**TO DO:** Copy each line of the entries that includes the word "upload".

**DATASET RECORDS:**
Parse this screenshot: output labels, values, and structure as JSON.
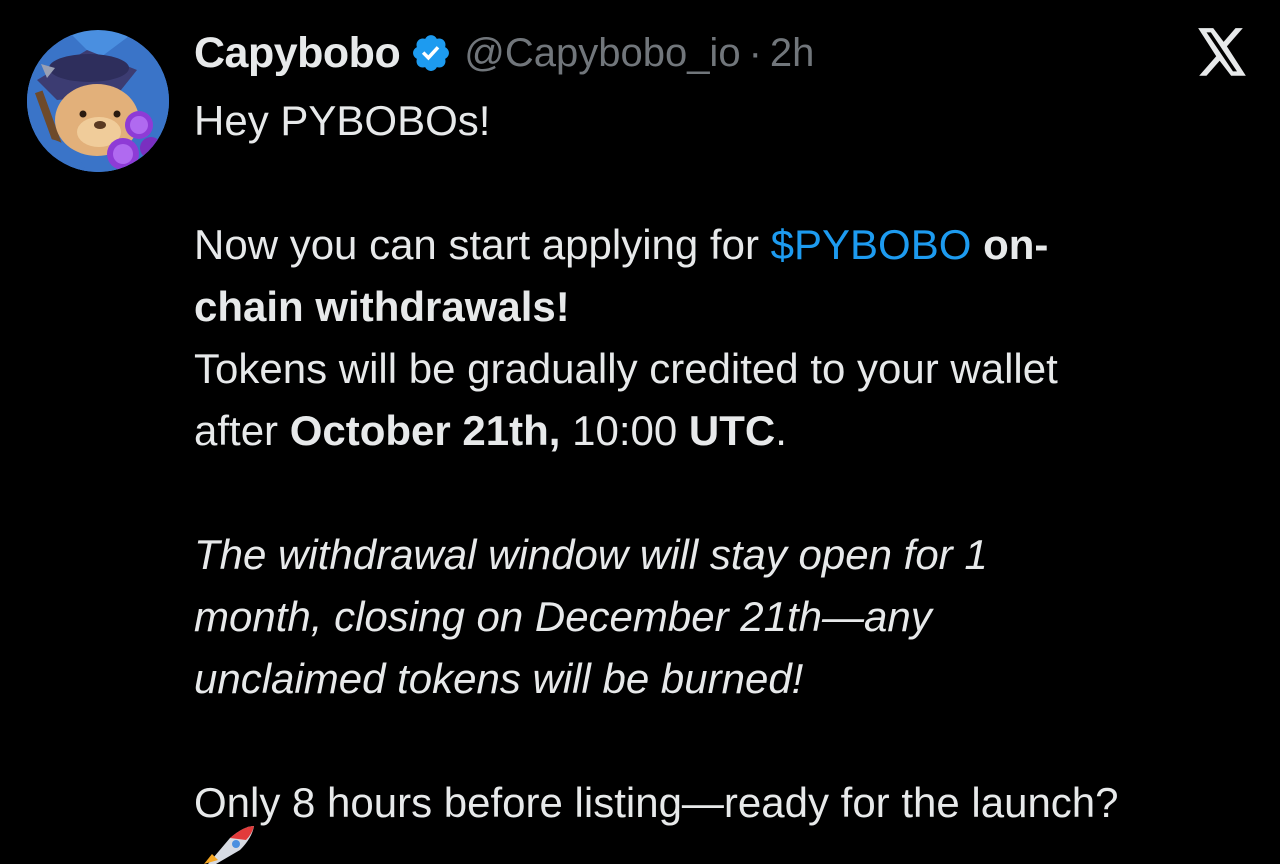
{
  "tweet": {
    "author": {
      "display_name": "Capybobo",
      "handle": "@Capybobo_io",
      "separator": "·",
      "timestamp": "2h",
      "verified": true,
      "verified_color": "#1d9bf0"
    },
    "body": {
      "greeting": "Hey PYBOBOs!",
      "p1_text_a": "Now you can start applying for ",
      "p1_cashtag": "$PYBOBO",
      "p1_bold_a": "on-",
      "p1_bold_b": "chain withdrawals!",
      "p2_text_a": "Tokens will be gradually credited to your wallet",
      "p2_text_b": "after ",
      "p2_bold_date": "October 21th,",
      "p2_time": " 10:00 ",
      "p2_bold_tz": "UTC",
      "p2_end": ".",
      "p3_line1": "The withdrawal window will stay open for 1",
      "p3_line2": "month, closing on December 21th—any",
      "p3_line3": "unclaimed tokens will be burned!",
      "p4_line1": "Only 8 hours before listing—ready for the launch?"
    },
    "icons": {
      "platform": "x-logo-icon",
      "verified": "verified-badge-icon",
      "emoji": "rocket-emoji-icon"
    },
    "colors": {
      "background": "#000000",
      "text": "#e7e9ea",
      "muted": "#71767b",
      "link": "#1d9bf0"
    }
  }
}
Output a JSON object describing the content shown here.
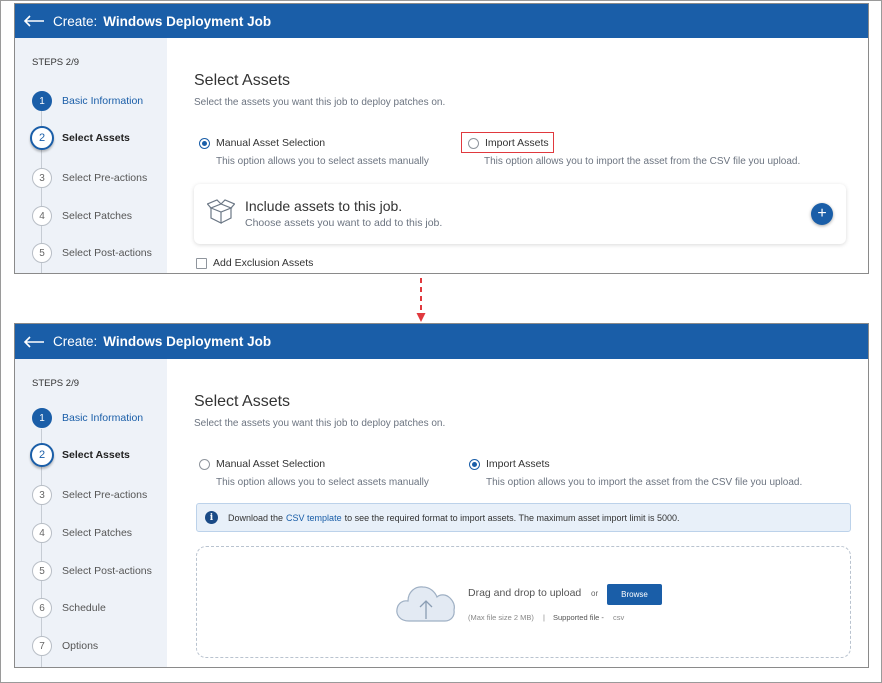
{
  "colors": {
    "primary": "#1a5ea8",
    "highlight": "#e0393e",
    "sidebar_bg": "#eef2f8",
    "arrow": "#e0393e"
  },
  "before": {
    "header": {
      "back_icon": "back-arrow-icon",
      "prefix": "Create:",
      "title": "Windows Deployment Job"
    },
    "sidebar": {
      "steps_label": "STEPS 2/9",
      "steps": [
        {
          "num": "1",
          "label": "Basic Information"
        },
        {
          "num": "2",
          "label": "Select Assets"
        },
        {
          "num": "3",
          "label": "Select Pre-actions"
        },
        {
          "num": "4",
          "label": "Select Patches"
        },
        {
          "num": "5",
          "label": "Select Post-actions"
        }
      ]
    },
    "main": {
      "title": "Select Assets",
      "subtitle": "Select the assets you want this job to deploy patches on.",
      "option_manual": {
        "label": "Manual Asset Selection",
        "description": "This option allows you to select assets manually",
        "selected": true
      },
      "option_import": {
        "label": "Import Assets",
        "description": "This option allows you to import the asset from the CSV file you upload.",
        "selected": false
      },
      "include_card": {
        "icon": "box-icon",
        "title": "Include assets to this job.",
        "subtitle": "Choose assets you want to add to this job.",
        "add_button": "+"
      },
      "exclusion_checkbox": {
        "label": "Add Exclusion Assets",
        "checked": false
      }
    }
  },
  "after": {
    "header": {
      "back_icon": "back-arrow-icon",
      "prefix": "Create:",
      "title": "Windows Deployment Job"
    },
    "sidebar": {
      "steps_label": "STEPS 2/9",
      "steps": [
        {
          "num": "1",
          "label": "Basic Information"
        },
        {
          "num": "2",
          "label": "Select Assets"
        },
        {
          "num": "3",
          "label": "Select Pre-actions"
        },
        {
          "num": "4",
          "label": "Select Patches"
        },
        {
          "num": "5",
          "label": "Select Post-actions"
        },
        {
          "num": "6",
          "label": "Schedule"
        },
        {
          "num": "7",
          "label": "Options"
        }
      ]
    },
    "main": {
      "title": "Select Assets",
      "subtitle": "Select the assets you want this job to deploy patches on.",
      "option_manual": {
        "label": "Manual Asset Selection",
        "description": "This option allows you to select assets manually",
        "selected": false
      },
      "option_import": {
        "label": "Import Assets",
        "description": "This option allows you to import the asset from the CSV file you upload.",
        "selected": true
      },
      "info": {
        "icon": "info-icon",
        "prefix": "Download the",
        "link": "CSV template",
        "suffix": "to see the required format to import assets. The maximum asset import limit is 5000."
      },
      "upload": {
        "icon": "cloud-upload-icon",
        "drag_text": "Drag and drop to upload",
        "or": "or",
        "browse": "Browse",
        "max_size": "(Max file size 2 MB)",
        "separator": "|",
        "supported_label": "Supported file -",
        "supported_value": "csv"
      }
    }
  }
}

**EXERCISE RESULT:**
        "description": "This option allows you to import the asset from the CSV file you upload.",
        "description": "This option allows you to import the asset from the CSV file you upload.",
      "upload": {
        "icon": "cloud-upload-icon",
        "drag_text": "Drag and drop to upload",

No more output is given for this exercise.